* _Requirement_
Quote each line of the material verbatim, without the pictures.

* _Extracted material_
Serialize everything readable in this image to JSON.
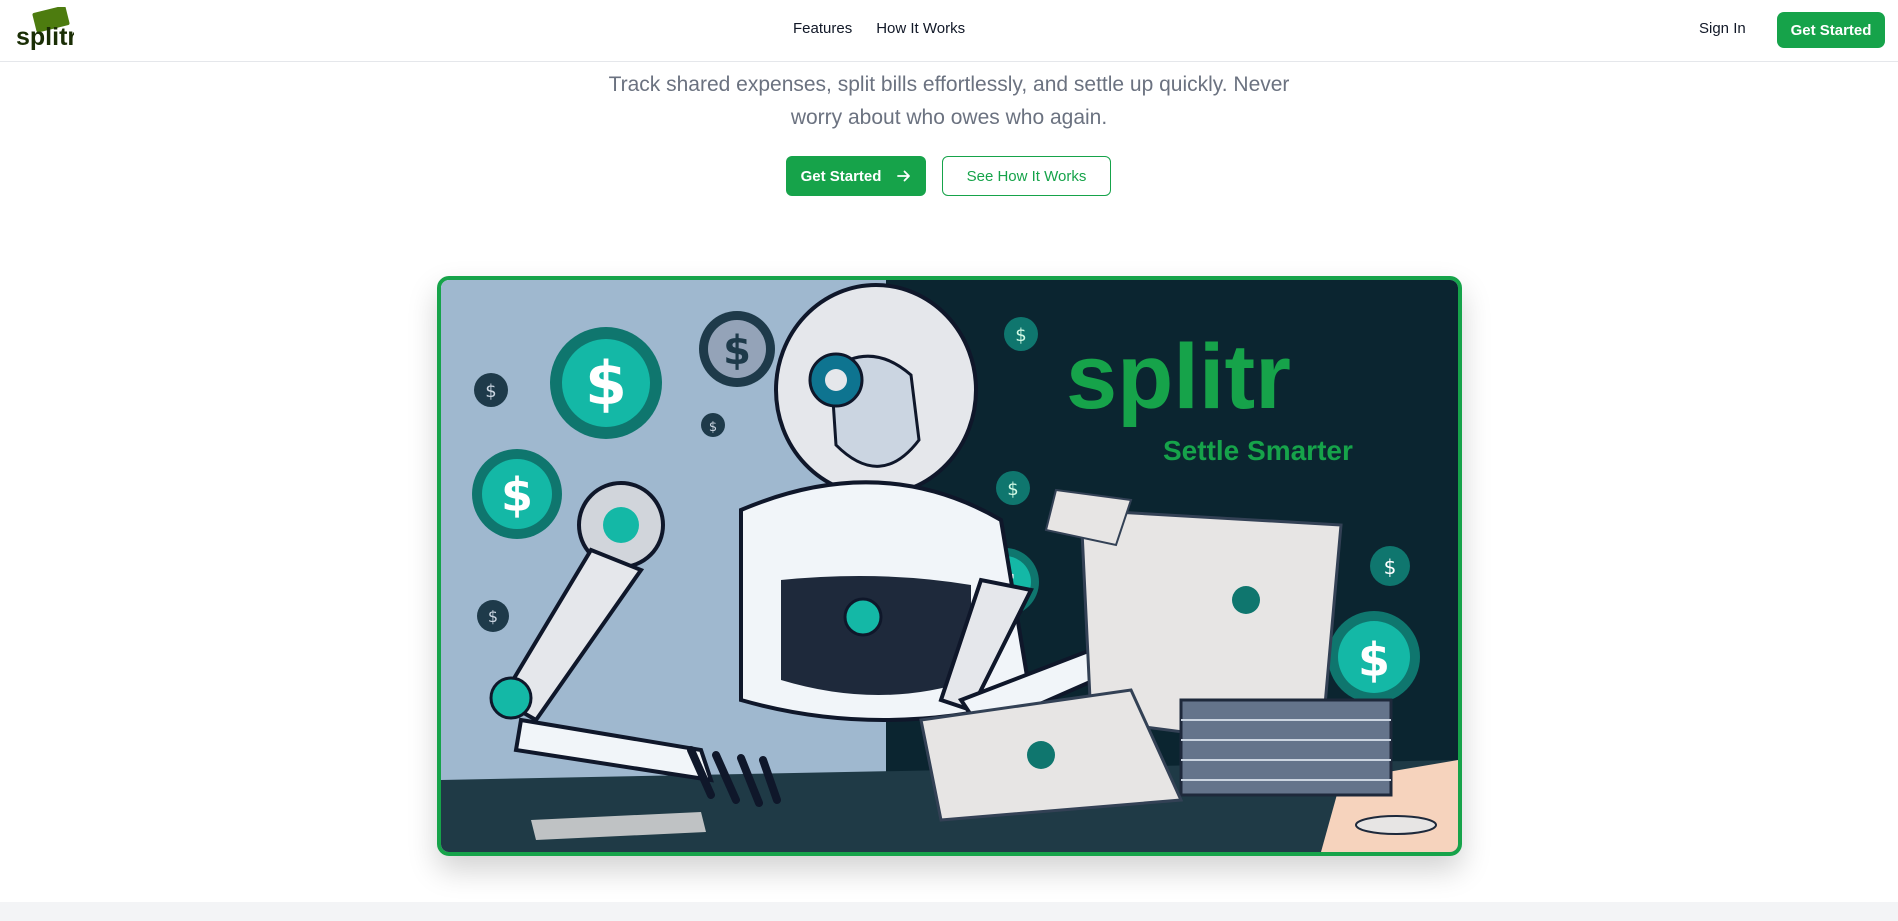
{
  "brand": {
    "logo_text": "splitr"
  },
  "nav": {
    "features": "Features",
    "how_it_works": "How It Works"
  },
  "header": {
    "sign_in": "Sign In",
    "get_started": "Get Started"
  },
  "hero": {
    "subtitle": "Track shared expenses, split bills effortlessly, and settle up quickly. Never worry about who owes who again.",
    "primary_button": "Get Started",
    "secondary_button": "See How It Works",
    "image_logo": "splitr",
    "image_tagline": "Settle Smarter"
  },
  "icons": {
    "arrow": "arrow-right-icon",
    "coin": "dollar-coin-icon"
  },
  "colors": {
    "accent": "#16a34a",
    "teal": "#14b8a6",
    "dark_panel": "#0b2530",
    "light_panel": "#9fb8cf"
  }
}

* _Solution to this task_
Serialize everything readable in this image to JSON.
{
  "brand": {
    "logo_text": "splitr"
  },
  "nav": {
    "features": "Features",
    "how_it_works": "How It Works"
  },
  "header": {
    "sign_in": "Sign In",
    "get_started": "Get Started"
  },
  "hero": {
    "subtitle": "Track shared expenses, split bills effortlessly, and settle up quickly. Never worry about who owes who again.",
    "primary_button": "Get Started",
    "secondary_button": "See How It Works",
    "image_logo": "splitr",
    "image_tagline": "Settle Smarter"
  },
  "icons": {
    "arrow": "arrow-right-icon",
    "coin": "dollar-coin-icon"
  },
  "colors": {
    "accent": "#16a34a",
    "teal": "#14b8a6",
    "dark_panel": "#0b2530",
    "light_panel": "#9fb8cf"
  }
}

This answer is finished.